Transportation The best way to get around Bruges was on foot. The historical center was sufficiently compact as to make it easily walkable. Visitors arriving by road were urged to park their vehicles outside the city from where bus transportation was available. Within the city, the only mode of public transport was by buses operated by the Flemish public transport company (De Lijn) . There were taxis stands at the train station and at the market. Bicycles were a common sight around the city center, where a number of areas were restricted to foot and bicycle traffic only.
Church Of Our Lady This grand gothic church (built in the thirteenth through fifteenth centuries) is especially notable for its brick tower. At 401 feet (122 meters) it remains to this day the tallest structure in Bruges, and the second tallest brickwork tower in the world (after the Saint Martin’s Church in Landshut, Germany). The church is home to a white marble sculpture of the Madonna and Child by Michelangelo.
Cloth Hall And Belfry By far the most easily recognized site in town was the Lakenhalle (Cloth Hall) with its iconic 272 foot (83 meter) belfry that has dominated the Grote Markt (Market Square), the grandest square and commercial heart of medieval Bruges since the thirteenth century. Used as city archives and watchtower at the time, the belfry is now open to the public. The hardy souls who climb the 366 steps of its narrow wooden stairs are rewarded with a spectacular view of the city and surrounding countryside.
Greoninge Art Museum The cradle of Flemish Art during the northern renaissance, Bruges has retained many works of master painters known as the Flemish Primitives such as Jan van Eyck, Rogier van der Weyden, Hugo van der Goes and Gerard David. While some their paintings are sprinkled around the churches and public buildings of the city, the most important collection can be seen at the Groeninge Museum.
My personal favorites included these less frequented gems:
Jerusalem Church Located in a quiet neighborhood north of the city center, this small church with its unusual octagonal tower is still privately owned by the descendants of the Adorni family, merchants from Geona, Italy who settled Bruges in the thirteenth century. Completed in 1470, the church is a replica of the Holy Sepulcher in Jerusalem (including a faux tomb of Christ). It consists of a nave, with the tomb of Anselm Adornes (who died in 1483) right in the center of it, and a high choir. It features an elaborately carved pulpit and lovely late fifteenth century stained glass windows.

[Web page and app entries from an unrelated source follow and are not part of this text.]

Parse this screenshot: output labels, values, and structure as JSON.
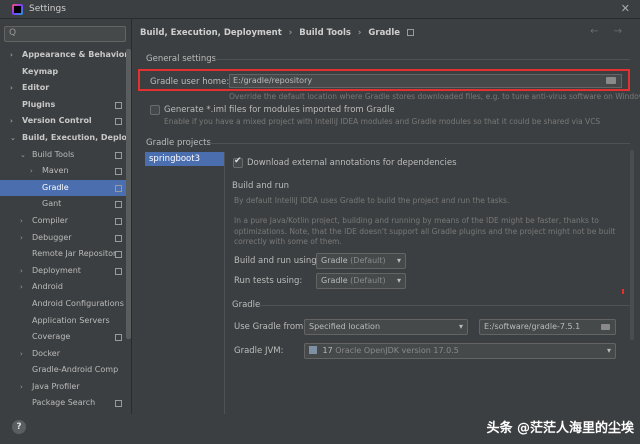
{
  "window": {
    "title": "Settings",
    "close": "✕"
  },
  "sidebar": {
    "search_placeholder": "Q",
    "items": [
      {
        "label": "Appearance & Behavior",
        "chev": "›",
        "bold": true
      },
      {
        "label": "Keymap",
        "chev": "",
        "bold": true
      },
      {
        "label": "Editor",
        "chev": "›",
        "bold": true
      },
      {
        "label": "Plugins",
        "chev": "",
        "bold": true
      },
      {
        "label": "Version Control",
        "chev": "›",
        "bold": true
      },
      {
        "label": "Build, Execution, Deploym",
        "chev": "⌄",
        "bold": true
      },
      {
        "label": "Build Tools",
        "chev": "⌄"
      },
      {
        "label": "Maven",
        "chev": "›"
      },
      {
        "label": "Gradle",
        "chev": "",
        "selected": true
      },
      {
        "label": "Gant",
        "chev": ""
      },
      {
        "label": "Compiler",
        "chev": "›"
      },
      {
        "label": "Debugger",
        "chev": "›"
      },
      {
        "label": "Remote Jar Repositor",
        "chev": ""
      },
      {
        "label": "Deployment",
        "chev": "›"
      },
      {
        "label": "Android",
        "chev": "›"
      },
      {
        "label": "Android Configurations",
        "chev": ""
      },
      {
        "label": "Application Servers",
        "chev": ""
      },
      {
        "label": "Coverage",
        "chev": ""
      },
      {
        "label": "Docker",
        "chev": "›"
      },
      {
        "label": "Gradle-Android Comp",
        "chev": ""
      },
      {
        "label": "Java Profiler",
        "chev": "›"
      },
      {
        "label": "Package Search",
        "chev": ""
      }
    ]
  },
  "breadcrumb": {
    "part1": "Build, Execution, Deployment",
    "sep": "›",
    "part2": "Build Tools",
    "part3": "Gradle",
    "arrows": "← →"
  },
  "general": {
    "title": "General settings",
    "user_home_label": "Gradle user home:",
    "user_home_value": "E:/gradle/repository",
    "user_home_hint": "Override the default location where Gradle stores downloaded files, e.g. to tune anti-virus software on Windows",
    "generate_iml_label": "Generate *.iml files for modules imported from Gradle",
    "generate_iml_hint": "Enable if you have a mixed project with IntelliJ IDEA modules and Gradle modules so that it could be shared via VCS"
  },
  "projects": {
    "title": "Gradle projects",
    "items": [
      "springboot3"
    ],
    "download_annotations_label": "Download external annotations for dependencies"
  },
  "build_run": {
    "title": "Build and run",
    "desc1": "By default IntelliJ IDEA uses Gradle to build the project and run the tasks.",
    "desc2_line1": "In a pure Java/Kotlin project, building and running by means of the IDE might be faster, thanks to",
    "desc2_line2": "optimizations. Note, that the IDE doesn't support all Gradle plugins and the project might not be built",
    "desc2_line3": "correctly with some of them.",
    "build_using_label": "Build and run using:",
    "build_using_value": "Gradle",
    "build_using_suffix": "(Default)",
    "tests_using_label": "Run tests using:",
    "tests_using_value": "Gradle",
    "tests_using_suffix": "(Default)"
  },
  "gradle": {
    "title": "Gradle",
    "use_from_label": "Use Gradle from:",
    "use_from_value": "Specified location",
    "location_value": "E:/software/gradle-7.5.1",
    "jvm_label": "Gradle JVM:",
    "jvm_version": "17",
    "jvm_name": "Oracle OpenJDK version 17.0.5"
  },
  "footer": {
    "help": "?",
    "watermark": "头条 @茫茫人海里的尘埃"
  },
  "colors": {
    "accent": "#4b6eaf",
    "highlight": "#e2312f",
    "background": "#3c3f41"
  }
}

There was a small entrance fee that also covered the visit of the Lace Museum in the former Adornes mansion next door.
Cost of visiting For American travelers, with the exchange rate of the dollar versus the euro very unfavorable at the time of this writing, prices were generally expensive.
Reviewers Article and photographs by Josette King
Would You Visit Again? Yes